◆ Assigned task
The answer must be every record below, repeated exactly.

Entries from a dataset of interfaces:
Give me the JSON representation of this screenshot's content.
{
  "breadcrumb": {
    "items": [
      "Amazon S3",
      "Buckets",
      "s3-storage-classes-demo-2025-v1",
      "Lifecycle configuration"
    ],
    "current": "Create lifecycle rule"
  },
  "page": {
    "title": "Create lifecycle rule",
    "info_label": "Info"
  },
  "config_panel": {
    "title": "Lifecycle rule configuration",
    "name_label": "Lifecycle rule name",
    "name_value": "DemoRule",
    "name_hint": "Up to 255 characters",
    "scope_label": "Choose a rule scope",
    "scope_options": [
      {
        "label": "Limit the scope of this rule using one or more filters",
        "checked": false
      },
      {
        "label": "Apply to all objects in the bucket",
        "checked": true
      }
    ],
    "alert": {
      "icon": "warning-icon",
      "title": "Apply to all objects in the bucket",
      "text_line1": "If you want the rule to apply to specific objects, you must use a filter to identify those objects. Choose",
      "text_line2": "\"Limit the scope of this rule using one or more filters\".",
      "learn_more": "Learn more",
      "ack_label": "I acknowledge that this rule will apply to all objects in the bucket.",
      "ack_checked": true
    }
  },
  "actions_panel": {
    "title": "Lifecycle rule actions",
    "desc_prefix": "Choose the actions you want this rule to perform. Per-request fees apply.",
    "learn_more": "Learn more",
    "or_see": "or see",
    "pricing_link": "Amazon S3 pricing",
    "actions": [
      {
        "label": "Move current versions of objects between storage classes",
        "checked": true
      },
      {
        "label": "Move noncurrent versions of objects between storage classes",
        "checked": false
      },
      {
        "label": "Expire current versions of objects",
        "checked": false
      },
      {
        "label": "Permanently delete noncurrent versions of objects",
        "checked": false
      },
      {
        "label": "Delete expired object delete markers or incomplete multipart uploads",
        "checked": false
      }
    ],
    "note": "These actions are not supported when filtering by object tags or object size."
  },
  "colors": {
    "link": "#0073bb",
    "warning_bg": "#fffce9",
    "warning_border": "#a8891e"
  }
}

◆ Answer for this exercise
Give me the JSON representation of this screenshot's content.
{
  "breadcrumb": {
    "items": [
      "Amazon S3",
      "Buckets",
      "s3-storage-classes-demo-2025-v1",
      "Lifecycle configuration"
    ],
    "current": "Create lifecycle rule"
  },
  "page": {
    "title": "Create lifecycle rule",
    "info_label": "Info"
  },
  "config_panel": {
    "title": "Lifecycle rule configuration",
    "name_label": "Lifecycle rule name",
    "name_value": "DemoRule",
    "name_hint": "Up to 255 characters",
    "scope_label": "Choose a rule scope",
    "scope_options": [
      {
        "label": "Limit the scope of this rule using one or more filters",
        "checked": false
      },
      {
        "label": "Apply to all objects in the bucket",
        "checked": true
      }
    ],
    "alert": {
      "icon": "warning-icon",
      "title": "Apply to all objects in the bucket",
      "text_line1": "If you want the rule to apply to specific objects, you must use a filter to identify those objects. Choose",
      "text_line2": "\"Limit the scope of this rule using one or more filters\".",
      "learn_more": "Learn more",
      "ack_label": "I acknowledge that this rule will apply to all objects in the bucket.",
      "ack_checked": true
    }
  },
  "actions_panel": {
    "title": "Lifecycle rule actions",
    "desc_prefix": "Choose the actions you want this rule to perform. Per-request fees apply.",
    "learn_more": "Learn more",
    "or_see": "or see",
    "pricing_link": "Amazon S3 pricing",
    "actions": [
      {
        "label": "Move current versions of objects between storage classes",
        "checked": true
      },
      {
        "label": "Move noncurrent versions of objects between storage classes",
        "checked": false
      },
      {
        "label": "Expire current versions of objects",
        "checked": false
      },
      {
        "label": "Permanently delete noncurrent versions of objects",
        "checked": false
      },
      {
        "label": "Delete expired object delete markers or incomplete multipart uploads",
        "checked": false
      }
    ],
    "note": "These actions are not supported when filtering by object tags or object size."
  },
  "colors": {
    "link": "#0073bb",
    "warning_bg": "#fffce9",
    "warning_border": "#a8891e"
  }
}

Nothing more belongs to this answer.